My Crowd, by Charles Addams (Firestone, $10.95). Long before Gary Larson, there was Charles Addams, the grandmaster of a cartoon humor that blends the ghoulish, the satirical and the cozy. A witch buys a broom at a general store, saying "You needn't wrap it. I'll ride it home." Parents tell their babysitter: "We won't be late, Miss Weems. Get the children to bed around eight, and keep your back to the wall at all times." Santa looks out at his elves, sitting around a wooden table, and says "I've been thinking. This year, instead of giving everything away, why don't we charge a little something?"
Bones of the Moon, by Jonathan Carroll (Avon, $7.95). Admirers of Carroll's two sleek novels of the supernatural, Sleeping in Flame and A Child Across the Sky, know that those books -- though independent works -- are the second and third volumes of a loosely linked sequence that begins with Bones of the Moon. Here a young woman named Cullen James suffers from strange dreams in which she goes on a quest for the magical "bones of the moon" in the company of a son she never had. Gradually, the realm of Rondua begins to impinge on Cullen's real world, bringing grave danger to those she loves.
Drugstore Cowboy, by James Fogle (Delta, $9.95). This is the story of Bob Hughes -- "one of the . . . most notorious dope-fiend drugstore cowboys on the entire West Coast, including Alaska" -- and his rag-tag band of traveling drug addicts. They begin in Portland, Ore., until a cop who is determined to bust Hughes forces them on the road. They skip from town to town and motel to motel, rendezvousing with caches of drugs they have sent ahead by Greyhound bus. Author James Fogle, currently imprisoned for robbery and parole violations, has lived the life he depicts here. The book was also the basis for a wonderful little film starring Matt Dillon.
A World Unsuspected: Portraits of Southern Childhood, edited and with an introduction by Alex Harris (Penguin, $8.95). The first of a number of "documentary books" in the Lyndhurst Series on the South, this is a collection of essays, with photographs, where 11 Southern writers remember their upbringing. Among them are Barry Hannah, Robb Forman Dew, Josephine Humphreys, Al Young and James Alan McPherson. In one stirring passage, McPherson tells how his father, an electrician, once made him ground himself by holding onto a faucet in the bathroom. His father then took his hand and stuck his own finger into a light socket. "If I had let go of the faucet, both of us would have died," McPherson writes. "If I had let go of his hand, he would have died. That day, I know now, my father was trying to regain my trust."

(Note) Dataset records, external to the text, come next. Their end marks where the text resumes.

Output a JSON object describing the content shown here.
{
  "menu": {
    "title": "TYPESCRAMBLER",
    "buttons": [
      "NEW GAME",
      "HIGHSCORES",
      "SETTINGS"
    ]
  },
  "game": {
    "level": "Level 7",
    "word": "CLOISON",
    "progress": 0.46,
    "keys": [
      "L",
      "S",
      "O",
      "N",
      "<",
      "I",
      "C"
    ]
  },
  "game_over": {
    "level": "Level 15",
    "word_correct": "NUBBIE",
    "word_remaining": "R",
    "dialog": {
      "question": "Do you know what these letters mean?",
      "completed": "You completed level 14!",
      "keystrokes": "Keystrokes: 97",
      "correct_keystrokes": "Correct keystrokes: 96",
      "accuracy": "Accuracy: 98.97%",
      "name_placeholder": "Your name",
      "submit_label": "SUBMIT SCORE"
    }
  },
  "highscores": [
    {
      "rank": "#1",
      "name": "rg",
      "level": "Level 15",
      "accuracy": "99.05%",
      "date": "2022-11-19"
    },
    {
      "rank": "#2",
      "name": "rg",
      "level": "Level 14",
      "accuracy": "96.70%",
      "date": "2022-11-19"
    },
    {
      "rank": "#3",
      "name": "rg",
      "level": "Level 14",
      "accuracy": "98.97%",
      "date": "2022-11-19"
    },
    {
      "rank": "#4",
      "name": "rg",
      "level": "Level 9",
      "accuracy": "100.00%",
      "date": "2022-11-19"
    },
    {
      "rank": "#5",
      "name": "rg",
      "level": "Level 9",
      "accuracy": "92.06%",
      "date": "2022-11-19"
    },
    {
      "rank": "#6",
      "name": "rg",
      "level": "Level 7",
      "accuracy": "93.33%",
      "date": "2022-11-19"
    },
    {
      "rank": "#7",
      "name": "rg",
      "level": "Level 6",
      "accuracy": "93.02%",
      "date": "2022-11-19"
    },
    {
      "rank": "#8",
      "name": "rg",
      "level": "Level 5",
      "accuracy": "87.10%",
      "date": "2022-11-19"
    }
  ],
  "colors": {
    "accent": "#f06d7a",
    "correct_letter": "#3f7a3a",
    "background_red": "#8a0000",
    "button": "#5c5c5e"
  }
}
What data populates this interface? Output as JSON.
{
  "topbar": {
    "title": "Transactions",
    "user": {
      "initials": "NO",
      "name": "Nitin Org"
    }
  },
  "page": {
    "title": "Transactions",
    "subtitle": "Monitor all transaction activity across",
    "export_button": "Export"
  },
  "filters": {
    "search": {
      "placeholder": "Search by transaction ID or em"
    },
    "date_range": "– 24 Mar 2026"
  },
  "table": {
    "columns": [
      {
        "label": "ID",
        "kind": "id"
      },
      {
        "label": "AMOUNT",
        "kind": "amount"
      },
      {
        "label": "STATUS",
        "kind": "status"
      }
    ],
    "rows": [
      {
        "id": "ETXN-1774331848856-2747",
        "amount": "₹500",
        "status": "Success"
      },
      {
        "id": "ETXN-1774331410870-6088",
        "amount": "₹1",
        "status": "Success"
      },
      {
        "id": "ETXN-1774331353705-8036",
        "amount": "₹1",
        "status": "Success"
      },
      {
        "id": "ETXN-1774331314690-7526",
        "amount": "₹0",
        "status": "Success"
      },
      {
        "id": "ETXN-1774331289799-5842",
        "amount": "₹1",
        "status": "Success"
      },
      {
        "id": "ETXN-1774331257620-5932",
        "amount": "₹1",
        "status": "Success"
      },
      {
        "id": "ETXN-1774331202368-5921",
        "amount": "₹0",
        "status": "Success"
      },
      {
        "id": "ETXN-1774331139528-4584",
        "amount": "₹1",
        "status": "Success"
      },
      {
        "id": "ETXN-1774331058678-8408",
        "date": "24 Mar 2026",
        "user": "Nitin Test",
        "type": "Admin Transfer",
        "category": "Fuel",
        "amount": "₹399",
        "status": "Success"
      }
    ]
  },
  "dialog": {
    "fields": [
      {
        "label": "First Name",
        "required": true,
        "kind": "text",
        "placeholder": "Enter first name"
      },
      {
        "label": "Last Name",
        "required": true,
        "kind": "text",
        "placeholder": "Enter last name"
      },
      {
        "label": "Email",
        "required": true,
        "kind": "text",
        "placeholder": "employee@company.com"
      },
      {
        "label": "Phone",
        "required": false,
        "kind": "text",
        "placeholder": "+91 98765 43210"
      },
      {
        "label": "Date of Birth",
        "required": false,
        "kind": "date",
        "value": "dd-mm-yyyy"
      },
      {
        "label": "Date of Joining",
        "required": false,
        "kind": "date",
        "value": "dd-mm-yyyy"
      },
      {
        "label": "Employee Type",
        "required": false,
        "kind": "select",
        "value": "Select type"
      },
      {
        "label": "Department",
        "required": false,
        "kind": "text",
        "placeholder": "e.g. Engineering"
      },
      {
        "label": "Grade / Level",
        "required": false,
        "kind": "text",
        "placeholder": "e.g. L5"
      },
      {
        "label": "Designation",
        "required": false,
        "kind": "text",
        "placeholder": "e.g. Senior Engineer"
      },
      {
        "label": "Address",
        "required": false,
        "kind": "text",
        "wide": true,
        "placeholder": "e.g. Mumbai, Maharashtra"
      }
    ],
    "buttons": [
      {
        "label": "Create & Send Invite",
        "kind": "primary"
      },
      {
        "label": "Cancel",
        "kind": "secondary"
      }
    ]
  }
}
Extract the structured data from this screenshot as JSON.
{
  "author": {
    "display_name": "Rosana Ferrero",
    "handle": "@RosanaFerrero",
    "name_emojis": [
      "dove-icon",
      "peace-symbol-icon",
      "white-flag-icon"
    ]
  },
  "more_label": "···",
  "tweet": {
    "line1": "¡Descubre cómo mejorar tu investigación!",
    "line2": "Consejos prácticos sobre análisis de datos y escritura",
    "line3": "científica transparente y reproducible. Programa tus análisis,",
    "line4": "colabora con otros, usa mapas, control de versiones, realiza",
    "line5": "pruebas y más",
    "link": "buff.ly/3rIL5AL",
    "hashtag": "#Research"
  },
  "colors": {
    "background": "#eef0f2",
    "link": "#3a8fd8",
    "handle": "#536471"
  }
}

The Civil War Notebook of Daniel Chisholm: A Chronicle of Daily Life in the Union Army, 1864-1865, edited by W. Springer Menge and J. August Shimrak (Ballantine Books, $9.95). A soldier at 19, Daniel Chisholm fought in some of the final battles of the Civil War from 1864-65. Once the war was over and he had returned home to Uniontown, Pa., he transcribed a friend's war diary into a notebook. Chisholm also collected and transcribed some of his own letters and those of his brother, Alex. Together with a company roster that Chisholm compiled, and an excerpt from the diary of a Union prisoner of war, the diary and letters provide "a capsule history of the last 15 months of the American Civil War in Virginia."
The Oxford Illustrated History of English Literature, edited by Pat Rogers (Oxford, $17.95). In the past few years Peter Conrad and Alastair Fowler have both written histories of English literature, with the attendant advantages of a one-man show: a consistent style, room for idiosyncrasy, the tracing out of themes over time. Still, no one can know all periods of Eng lit equally, which makes for one advantage of this beautifully produced volume by divers hands; another is its lavish use of illustration, including portraits of authors, maps, paintings, photographs and much else pertaining to the literary life. Each traditional period receives treatment by a specialist -- e.g., J.A. Burrow on old and middle English, Bernard Bergonzi and Martin Dodsworth on the 20th century -- and is supplemented with first-rate guides to further reading.